On the homefront
New practice owner Susanna Aldridge, a 2001 graduate of the Purdue University College of Veterinary Medicine, knows first-hand
some of the pitfalls of being an associate. After graduation, she says she worked for two years as an associate at a private
practice. She left for better compensation at a multi-practice veterinary hospital chain, but says she also didn't get the
mentoring she had hoped for in her first job experience. Raises and vacation time were granted based on production, another
detractor, and some of the hospitals she worked in were very slow. But when she made suggestions to bring in more business,
they were ignored, she says.
"I have a couple of friends, one that just recently opened a practice also, with the same problems. It was the same type of
frustrations. You don't have the ability to impact the way things are run, you don't get much say in the business and the
medical side of things, yet you are limited to what you can bring in production wise because of the way things are done,"
Aldrige purchased her own practice, Tender Loving Care Animal Hospital in Martinsville, Ind., in January 2008 and just hired
her first employee. Her experiences as a frustrated associate will help her manage her part-time associate, she says.
"It was kind of good I had all these associate experiences," she explains. "And being a recent grad myself, I understand the
frustrations of an associate, so I think, hopefully, I'm a more fair owner/boss."
But not all practices are experiencing high turnover. At Amber Leaf Veterinary Hospital in suburban Chicago, most of the four
associate veterinarians have worked at the practice for at least five years, says owner Dr. Steven Rohrback, and one is about
to become a partner. The employees who left did so when spouses were transferred or to start families. With more female veterinarians
than males, Rohrback says he thinks female associates wanting to start a family is a big factor in departures.
"I've lost female associates before, because they have left to have children and not come back," Rohrback says, adding he

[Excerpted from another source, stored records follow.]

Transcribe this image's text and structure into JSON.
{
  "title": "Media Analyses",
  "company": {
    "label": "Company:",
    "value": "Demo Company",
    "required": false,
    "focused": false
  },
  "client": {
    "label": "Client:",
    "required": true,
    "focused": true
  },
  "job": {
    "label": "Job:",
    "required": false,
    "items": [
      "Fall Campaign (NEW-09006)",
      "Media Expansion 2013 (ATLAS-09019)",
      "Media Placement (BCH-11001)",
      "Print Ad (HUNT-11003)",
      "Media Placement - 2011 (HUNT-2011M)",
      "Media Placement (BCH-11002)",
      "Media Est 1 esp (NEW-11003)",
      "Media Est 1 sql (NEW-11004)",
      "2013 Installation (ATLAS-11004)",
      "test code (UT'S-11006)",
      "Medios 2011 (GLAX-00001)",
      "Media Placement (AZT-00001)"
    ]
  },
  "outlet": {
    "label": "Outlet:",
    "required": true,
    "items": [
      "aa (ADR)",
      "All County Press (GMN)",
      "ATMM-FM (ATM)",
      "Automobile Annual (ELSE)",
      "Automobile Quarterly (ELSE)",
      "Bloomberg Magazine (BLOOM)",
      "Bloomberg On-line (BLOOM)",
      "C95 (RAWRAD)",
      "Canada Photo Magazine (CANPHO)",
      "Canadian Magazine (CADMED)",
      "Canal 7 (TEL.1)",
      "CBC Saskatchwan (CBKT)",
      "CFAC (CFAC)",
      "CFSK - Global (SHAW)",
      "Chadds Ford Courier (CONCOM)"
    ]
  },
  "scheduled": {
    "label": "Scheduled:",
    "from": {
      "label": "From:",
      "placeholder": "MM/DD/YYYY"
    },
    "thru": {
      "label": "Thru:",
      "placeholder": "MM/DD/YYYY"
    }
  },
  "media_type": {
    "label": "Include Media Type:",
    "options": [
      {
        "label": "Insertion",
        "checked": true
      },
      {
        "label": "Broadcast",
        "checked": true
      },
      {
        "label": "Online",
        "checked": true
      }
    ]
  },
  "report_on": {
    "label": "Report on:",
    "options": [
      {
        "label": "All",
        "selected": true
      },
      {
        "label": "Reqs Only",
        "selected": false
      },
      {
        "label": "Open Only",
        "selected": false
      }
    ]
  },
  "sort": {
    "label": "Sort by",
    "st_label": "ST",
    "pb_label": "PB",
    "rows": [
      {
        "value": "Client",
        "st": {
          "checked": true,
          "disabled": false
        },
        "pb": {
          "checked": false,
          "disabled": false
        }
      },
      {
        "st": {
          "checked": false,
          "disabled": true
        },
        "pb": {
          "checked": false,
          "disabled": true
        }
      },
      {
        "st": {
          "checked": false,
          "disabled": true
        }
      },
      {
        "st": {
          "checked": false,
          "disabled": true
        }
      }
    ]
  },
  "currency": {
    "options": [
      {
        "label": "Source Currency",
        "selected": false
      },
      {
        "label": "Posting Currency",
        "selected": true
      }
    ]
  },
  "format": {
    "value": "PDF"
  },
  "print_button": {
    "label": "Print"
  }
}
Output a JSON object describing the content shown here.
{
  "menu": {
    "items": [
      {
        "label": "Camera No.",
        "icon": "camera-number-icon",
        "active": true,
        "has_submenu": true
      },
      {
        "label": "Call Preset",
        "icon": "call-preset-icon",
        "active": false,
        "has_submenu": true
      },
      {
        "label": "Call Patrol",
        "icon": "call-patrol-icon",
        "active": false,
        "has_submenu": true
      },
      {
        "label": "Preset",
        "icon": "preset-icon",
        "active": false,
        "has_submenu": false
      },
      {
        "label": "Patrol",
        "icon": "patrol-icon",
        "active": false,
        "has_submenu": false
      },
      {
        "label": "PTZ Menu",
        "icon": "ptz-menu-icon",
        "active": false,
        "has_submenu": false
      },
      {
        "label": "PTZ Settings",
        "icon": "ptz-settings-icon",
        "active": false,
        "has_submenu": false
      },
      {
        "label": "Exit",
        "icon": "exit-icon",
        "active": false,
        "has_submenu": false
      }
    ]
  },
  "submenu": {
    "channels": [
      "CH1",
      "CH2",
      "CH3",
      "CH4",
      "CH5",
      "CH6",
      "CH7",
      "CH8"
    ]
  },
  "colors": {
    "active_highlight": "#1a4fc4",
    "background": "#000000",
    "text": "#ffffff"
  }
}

has heard this same complaint among other owners at the national level.
That factor aside, Rohrback says he strives to keep his practice competitive in many ways, from salary to hours, to keep his
associates happy. Communication is open and he tries to give everyone's opinion consideration. He also loves to act as a mentor
and encourage his associates' specialty interests, Rohrback says.
"Mentoring's important. I can't imagine why a veterinarian wouldn't mentor young people," he says. "That's one of the best
parts of the practice and it increases the effectiveness of your practice."
Though he is willing to be flexible, Rohrback admits it sometimes is hard to get everything he wants in a new hire. His clinic
used to offer late night and weekend hours and emergency services, but he has cut way back because he couldn't find anyone
willing to work those hours.
"Try to hire a new veterinarian nowadays and tell them we do our own emergencies. It's not going to happen," Rohrback says.
"It used to be the clients dictated what the veterinarian's hours were. Not any more. Veterinarians coming out of school dictate
where veterinary medicine is going."
But attitudes like Rohrback's aren't always commonplace, and owners often are not taught management skills, Brogdon says.
Employees who feel valued and (feel) like they are learning are more likely to stay at a business, even if they aren't entirely
happy with their pay, Brogdon adds.
Still, Brogdon agrees that salaries can be a big part of one's decision to leave, and allowing employees to leave because
owners can't afford to pay more is "penny wise and pound foolish," Brogdon says.
"The rule of thumb is, it takes one-and-a-half annual salaries to replace somebody," Brogdon says, adding it is cheaper to
pay an employee more than to lose them, and owners should review their own fees before letting an employee jump ship.